Can a Landlord Deny an Emotional Support Animal?
Most of the time no.
There are two questions a housing provider must consider when a request for reasonable accommodation is made:
- Does the person seeking to use and live with the animal have a disability — i.e., a physical or mental impairment that substantially limits one or more major life activities?
- Does the person making the request have a disability-related need for an assistance animal? In other words, does the animal work, provide assistance, perform tasks or services for the benefit of a person with a disability, or provide emotional support that alleviates one or more of the identified symptoms or effects of a person’s existing disability?
If answers to both questions are “yes” then a landlord must provide reasonable accommodation for an emotional support animal. CertaPet ESA letters are written in such a way that more than 99% of landlords accept the letters without incident.
The case where an emotional support animal may not be accepted are:
- If the building has four or less unit and the landlord occupies one of the units
- Private Clubs
- Single family housing sold or rented without a real estate broker
ESAs Are More Than “Man’s Best Friend”
Emotional support animals are not restricted to emotional support dogs or emotional support cats. In fact, ESAs can be most any variety of animal.
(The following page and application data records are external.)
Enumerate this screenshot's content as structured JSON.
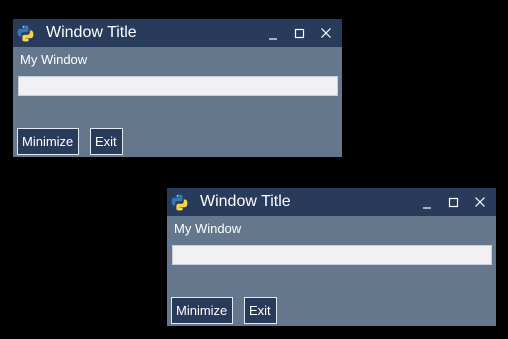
{
  "windows": [
    {
      "title": "Window Title",
      "label": "My Window",
      "input_value": "",
      "buttons": {
        "minimize": "Minimize",
        "exit": "Exit"
      },
      "controls": {
        "minimize_icon": "minimize-icon",
        "maximize_icon": "maximize-icon",
        "close_icon": "close-icon"
      }
    },
    {
      "title": "Window Title",
      "label": "My Window",
      "input_value": "",
      "buttons": {
        "minimize": "Minimize",
        "exit": "Exit"
      },
      "controls": {
        "minimize_icon": "minimize-icon",
        "maximize_icon": "maximize-icon",
        "close_icon": "close-icon"
      }
    }
  ],
  "colors": {
    "background": "#000000",
    "titlebar": "#283b5b",
    "window_body": "#64778d",
    "input_bg": "#f1f1f5",
    "button_bg": "#283b5b",
    "text": "#ffffff"
  }
}
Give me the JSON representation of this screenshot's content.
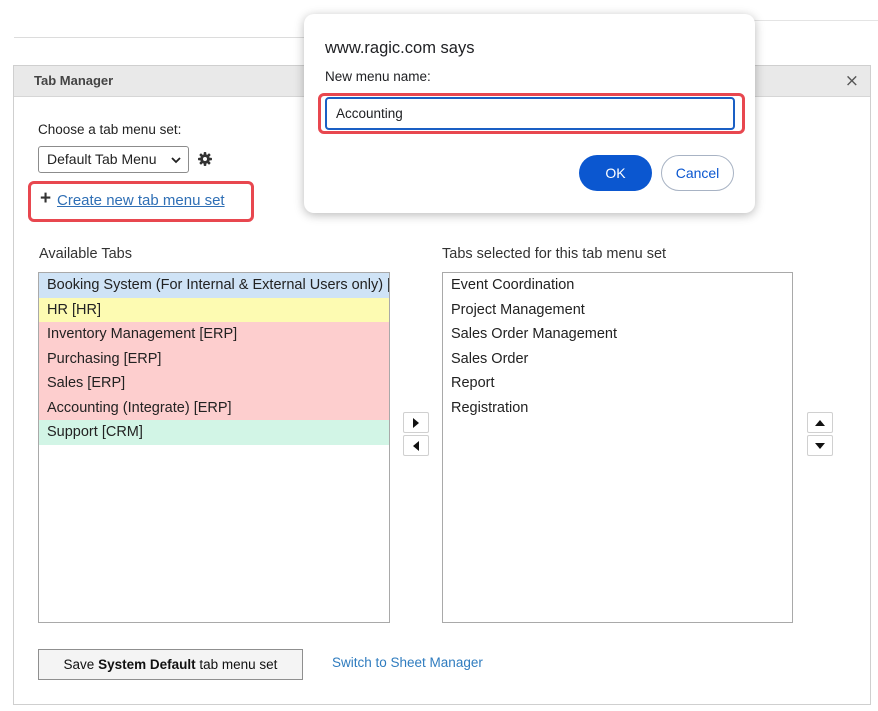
{
  "dialog": {
    "title": "Tab Manager",
    "close_glyph": "×",
    "choose_label": "Choose a tab menu set:",
    "selected_set": "Default Tab Menu",
    "create_plus": "+",
    "create_link": "Create new tab menu set",
    "available_label": "Available Tabs",
    "selected_label": "Tabs selected for this tab menu set",
    "available_tabs": [
      {
        "label": "Booking System (For Internal & External Users only) [",
        "color": "#cfe3f6"
      },
      {
        "label": "HR [HR]",
        "color": "#fdfbb2"
      },
      {
        "label": "Inventory Management [ERP]",
        "color": "#fdcece"
      },
      {
        "label": "Purchasing [ERP]",
        "color": "#fdcece"
      },
      {
        "label": "Sales [ERP]",
        "color": "#fdcece"
      },
      {
        "label": "Accounting (Integrate) [ERP]",
        "color": "#fdcece"
      },
      {
        "label": "Support [CRM]",
        "color": "#d2f5e6"
      }
    ],
    "selected_tabs": [
      "Event Coordination",
      "Project Management",
      "Sales Order Management",
      "Sales Order",
      "Report",
      "Registration"
    ],
    "save_prefix": "Save ",
    "save_bold": "System Default",
    "save_suffix": " tab menu set",
    "switch_link": "Switch to Sheet Manager"
  },
  "prompt": {
    "title": "www.ragic.com says",
    "message": "New menu name:",
    "input_value": "Accounting",
    "ok_label": "OK",
    "cancel_label": "Cancel"
  },
  "colors": {
    "highlight": "#e8474f",
    "link": "#2f6fb5",
    "primary_button": "#0b57d0"
  }
}
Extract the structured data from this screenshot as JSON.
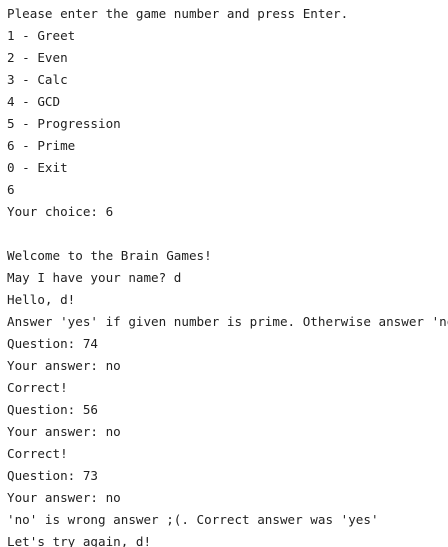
{
  "console": {
    "lines": [
      "Please enter the game number and press Enter.",
      "1 - Greet",
      "2 - Even",
      "3 - Calc",
      "4 - GCD",
      "5 - Progression",
      "6 - Prime",
      "0 - Exit",
      "6",
      "Your choice: 6",
      "",
      "Welcome to the Brain Games!",
      "May I have your name? d",
      "Hello, d!",
      "Answer 'yes' if given number is prime. Otherwise answer 'no'.",
      "Question: 74",
      "Your answer: no",
      "Correct!",
      "Question: 56",
      "Your answer: no",
      "Correct!",
      "Question: 73",
      "Your answer: no",
      "'no' is wrong answer ;(. Correct answer was 'yes'",
      "Let's try again, d!"
    ]
  }
}
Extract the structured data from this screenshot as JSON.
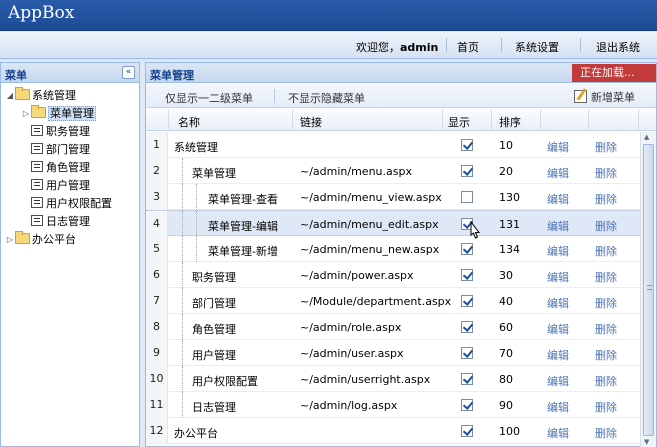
{
  "app": {
    "title": "AppBox"
  },
  "topbar": {
    "welcome_prefix": "欢迎您，",
    "user": "admin",
    "links": [
      "首页",
      "系统设置",
      "退出系统"
    ]
  },
  "left_panel": {
    "title": "菜单",
    "collapse_glyph": "«",
    "tree": [
      {
        "label": "系统管理",
        "type": "folder",
        "expanded": true,
        "level": 0
      },
      {
        "label": "菜单管理",
        "type": "folder",
        "expanded": false,
        "level": 1,
        "selected": true
      },
      {
        "label": "职务管理",
        "type": "leaf",
        "level": 1
      },
      {
        "label": "部门管理",
        "type": "leaf",
        "level": 1
      },
      {
        "label": "角色管理",
        "type": "leaf",
        "level": 1
      },
      {
        "label": "用户管理",
        "type": "leaf",
        "level": 1
      },
      {
        "label": "用户权限配置",
        "type": "leaf",
        "level": 1
      },
      {
        "label": "日志管理",
        "type": "leaf",
        "level": 1
      },
      {
        "label": "办公平台",
        "type": "folder",
        "expanded": false,
        "level": 0
      }
    ]
  },
  "main_panel": {
    "title": "菜单管理",
    "loading": "正在加载...",
    "toolbar": {
      "show_level2": "仅显示一二级菜单",
      "hide_hidden": "不显示隐藏菜单",
      "add": "新增菜单"
    },
    "columns": [
      "名称",
      "链接",
      "显示",
      "排序"
    ],
    "edit_label": "编辑",
    "delete_label": "删除",
    "rows": [
      {
        "num": "1",
        "name": "系统管理",
        "link": "",
        "visible": true,
        "order": "10",
        "depth": 0
      },
      {
        "num": "2",
        "name": "菜单管理",
        "link": "~/admin/menu.aspx",
        "visible": true,
        "order": "20",
        "depth": 1
      },
      {
        "num": "3",
        "name": "菜单管理-查看",
        "link": "~/admin/menu_view.aspx",
        "visible": false,
        "order": "130",
        "depth": 2
      },
      {
        "num": "4",
        "name": "菜单管理-编辑",
        "link": "~/admin/menu_edit.aspx",
        "visible": true,
        "order": "131",
        "depth": 2,
        "highlight": true
      },
      {
        "num": "5",
        "name": "菜单管理-新增",
        "link": "~/admin/menu_new.aspx",
        "visible": true,
        "order": "134",
        "depth": 2
      },
      {
        "num": "6",
        "name": "职务管理",
        "link": "~/admin/power.aspx",
        "visible": true,
        "order": "30",
        "depth": 1
      },
      {
        "num": "7",
        "name": "部门管理",
        "link": "~/Module/department.aspx",
        "visible": true,
        "order": "40",
        "depth": 1
      },
      {
        "num": "8",
        "name": "角色管理",
        "link": "~/admin/role.aspx",
        "visible": true,
        "order": "60",
        "depth": 1
      },
      {
        "num": "9",
        "name": "用户管理",
        "link": "~/admin/user.aspx",
        "visible": true,
        "order": "70",
        "depth": 1
      },
      {
        "num": "10",
        "name": "用户权限配置",
        "link": "~/admin/userright.aspx",
        "visible": true,
        "order": "80",
        "depth": 1
      },
      {
        "num": "11",
        "name": "日志管理",
        "link": "~/admin/log.aspx",
        "visible": true,
        "order": "90",
        "depth": 1
      },
      {
        "num": "12",
        "name": "办公平台",
        "link": "",
        "visible": true,
        "order": "100",
        "depth": 0
      }
    ]
  }
}
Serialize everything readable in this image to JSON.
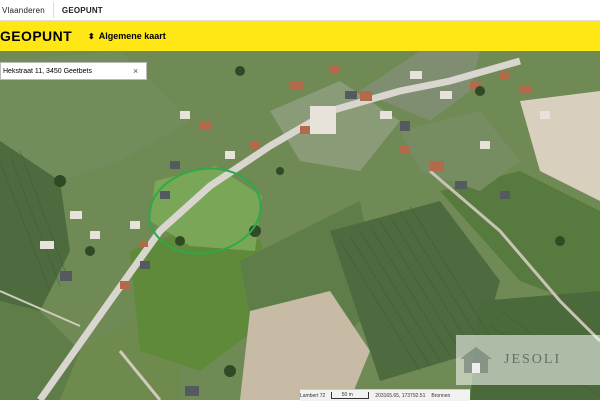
{
  "topbar": {
    "brand": "Vlaanderen",
    "app": "GEOPUNT"
  },
  "header": {
    "title": "GEOPUNT",
    "layer_label": "Algemene kaart"
  },
  "search": {
    "value": "Hekstraat 11, 3450 Geetbets",
    "clear_icon": "×"
  },
  "scalebar": {
    "projection": "Lambert 72",
    "distance": "50 m",
    "coordinates": "203165.65, 173792.51",
    "sources": "Bronnen"
  },
  "watermark": {
    "text": "JESOLI"
  },
  "colors": {
    "accent": "#ffe615",
    "highlight_circle": "#2ea84a"
  }
}
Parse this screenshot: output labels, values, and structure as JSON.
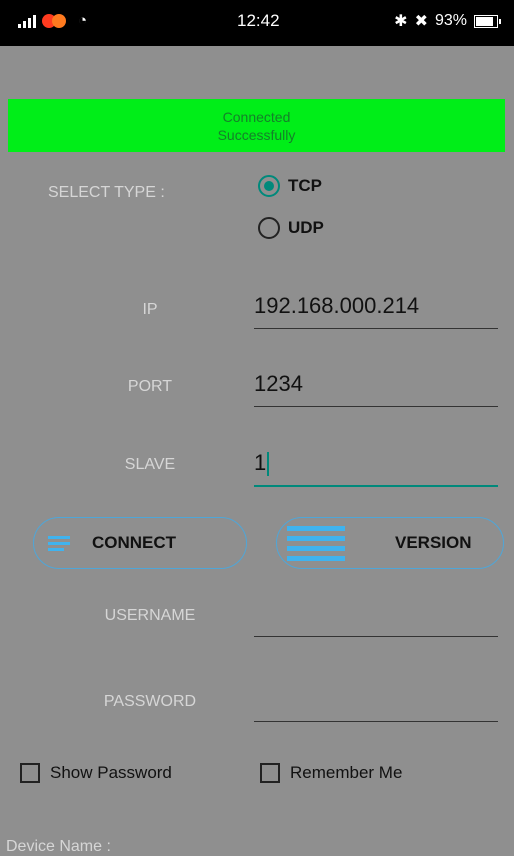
{
  "status_bar": {
    "time": "12:42",
    "battery": "93%",
    "bluetooth_icon": "bluetooth-icon",
    "mute_icon": "mute-icon",
    "signal_icon": "signal-icon",
    "wifi_icon": "wifi-icon"
  },
  "banner": {
    "line1": "Connected",
    "line2": "Successfully",
    "color": "#00ee18"
  },
  "select_type": {
    "label": "SELECT TYPE :",
    "options": [
      {
        "label": "TCP",
        "checked": true
      },
      {
        "label": "UDP",
        "checked": false
      }
    ]
  },
  "fields": {
    "ip": {
      "label": "IP",
      "value": "192.168.000.214"
    },
    "port": {
      "label": "PORT",
      "value": "1234"
    },
    "slave": {
      "label": "SLAVE",
      "value": "1"
    },
    "username": {
      "label": "USERNAME",
      "value": ""
    },
    "password": {
      "label": "PASSWORD",
      "value": ""
    }
  },
  "buttons": {
    "connect": "CONNECT",
    "version": "VERSION"
  },
  "checkboxes": {
    "show_password": "Show Password",
    "remember_me": "Remember Me"
  },
  "device_name_label": "Device Name :"
}
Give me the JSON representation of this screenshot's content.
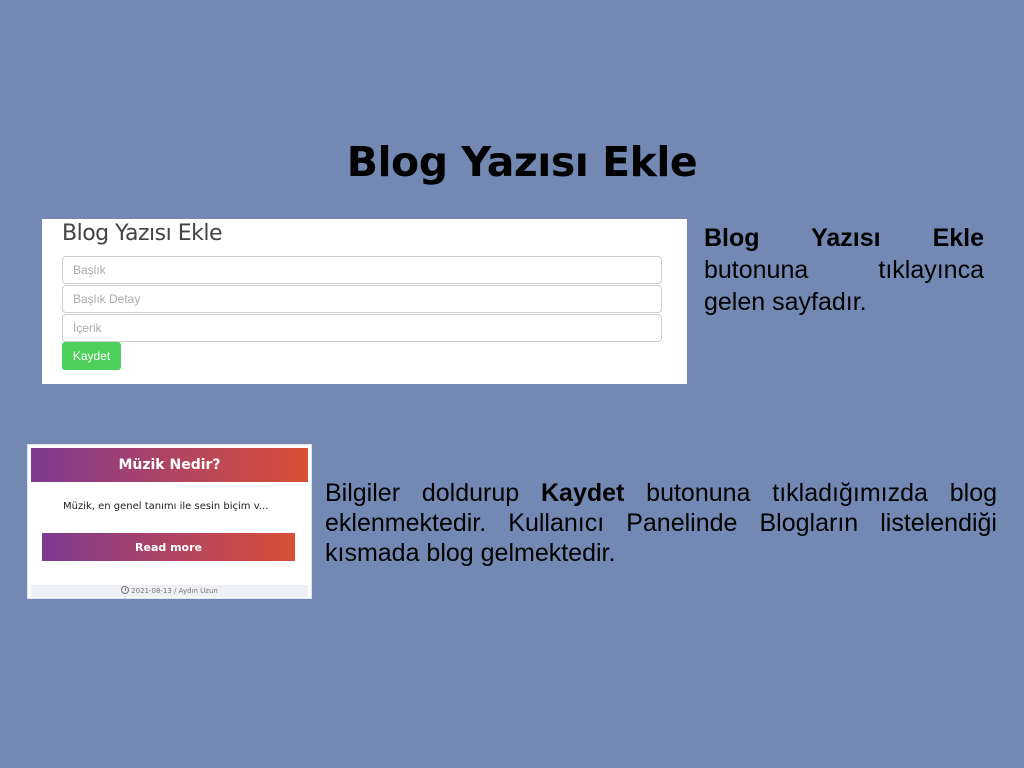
{
  "slide": {
    "title": "Blog Yazısı Ekle"
  },
  "form": {
    "heading": "Blog Yazısı Ekle",
    "fields": [
      {
        "placeholder": "Başlık"
      },
      {
        "placeholder": "Başlık Detay"
      },
      {
        "placeholder": "İçerik"
      }
    ],
    "save_label": "Kaydet"
  },
  "desc1": {
    "bold": "Blog Yazısı Ekle",
    "rest": " butonuna tıklayınca gelen sayfadır."
  },
  "card": {
    "title": "Müzik Nedir?",
    "excerpt": "Müzik, en genel tanımı ile sesin biçim v...",
    "read_more": "Read more",
    "meta": "2021-08-13 / Aydın Uzun"
  },
  "desc2": {
    "before": "Bilgiler doldurup ",
    "bold": "Kaydet",
    "after": " butonuna tıkladığımızda blog eklenmektedir. Kullanıcı Panelinde Blogların listelendiği kısmada blog gelmektedir."
  },
  "colors": {
    "background": "#7389b4",
    "save_button": "#4cd05a",
    "gradient_start": "#7d3a92",
    "gradient_end": "#d94f37"
  }
}
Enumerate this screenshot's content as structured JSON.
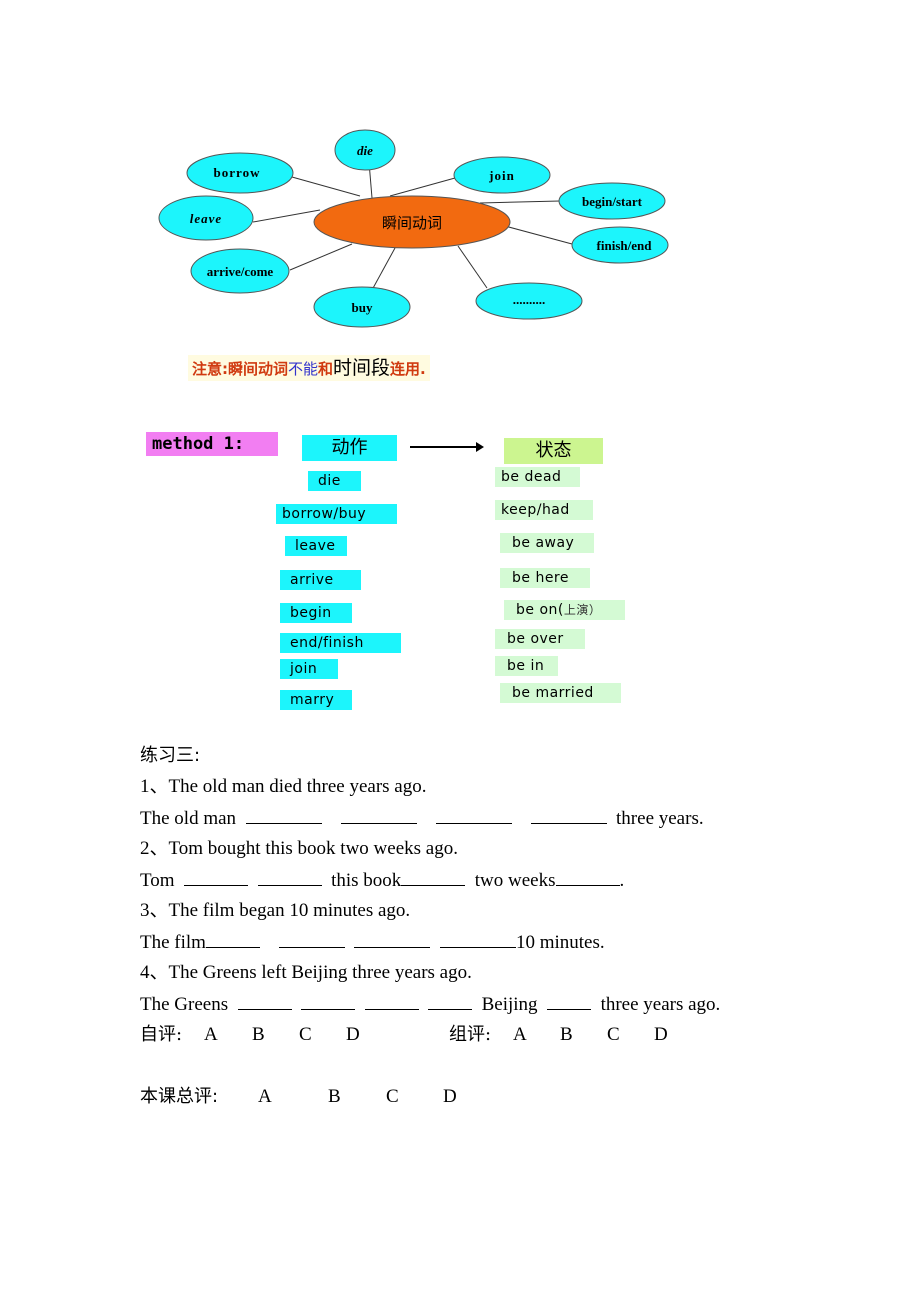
{
  "mindmap": {
    "center": "瞬间动词",
    "nodes": [
      "die",
      "borrow",
      "join",
      "begin/start",
      "leave",
      "finish/end",
      "arrive/come",
      "buy",
      ".........."
    ],
    "colors": {
      "node_fill": "#1cf5fc",
      "center_fill": "#f26a10"
    }
  },
  "note": {
    "part1": "注意:瞬间动词",
    "part2": "不能",
    "part3": "和",
    "part4": "时间段",
    "part5": "连用."
  },
  "method": {
    "label": "method 1:",
    "action_header": "动作",
    "state_header": "状态",
    "actions": [
      "die",
      "borrow/buy",
      "leave",
      "arrive",
      "begin",
      "end/finish",
      "join",
      "marry"
    ],
    "states": [
      "be dead",
      "keep/had",
      "be away",
      "be here",
      "be on(",
      "be over",
      "be in",
      "be married"
    ],
    "state_note": "上演）"
  },
  "exercise": {
    "title": "练习三:",
    "items": [
      {
        "q": "1、The old man died three years ago.",
        "a_prefix": "The old man",
        "a_suffix": "three years."
      },
      {
        "q": "2、Tom bought this book two weeks ago.",
        "a_prefix": "Tom",
        "a_mid1": "this book",
        "a_mid2": "two weeks",
        "a_suffix": "."
      },
      {
        "q": "3、The film began 10 minutes ago.",
        "a_prefix": "The film",
        "a_suffix": "10 minutes."
      },
      {
        "q": "4、The Greens left Beijing three years ago.",
        "a_prefix": "The Greens",
        "a_mid1": "Beijing",
        "a_suffix": "three years ago."
      }
    ]
  },
  "evaluation": {
    "self_label": "自评:",
    "group_label": "组评:",
    "overall_label": "本课总评:",
    "options": [
      "A",
      "B",
      "C",
      "D"
    ]
  }
}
What is important is that the ESA and the owner have a special relationship that genuinely offers emotional support and wellbeing.
Obtaining an ESA Letter requires more than just a psychological diagnosis; it also requires compliance with standards, such as the Department of Housing and Urban Development’s standards, which includes demonstrating that the animal provides a service that supports the diagnosis.
The journey to a happy, healthy ESA/owner relationship may already have begun, but disabled individuals may not realize it. Individuals who already have a pet that brings them comfort and emotional support can apply for an emotional support dog letter, which will provide them with the protections discussed in this article and benefits that are immeasurable.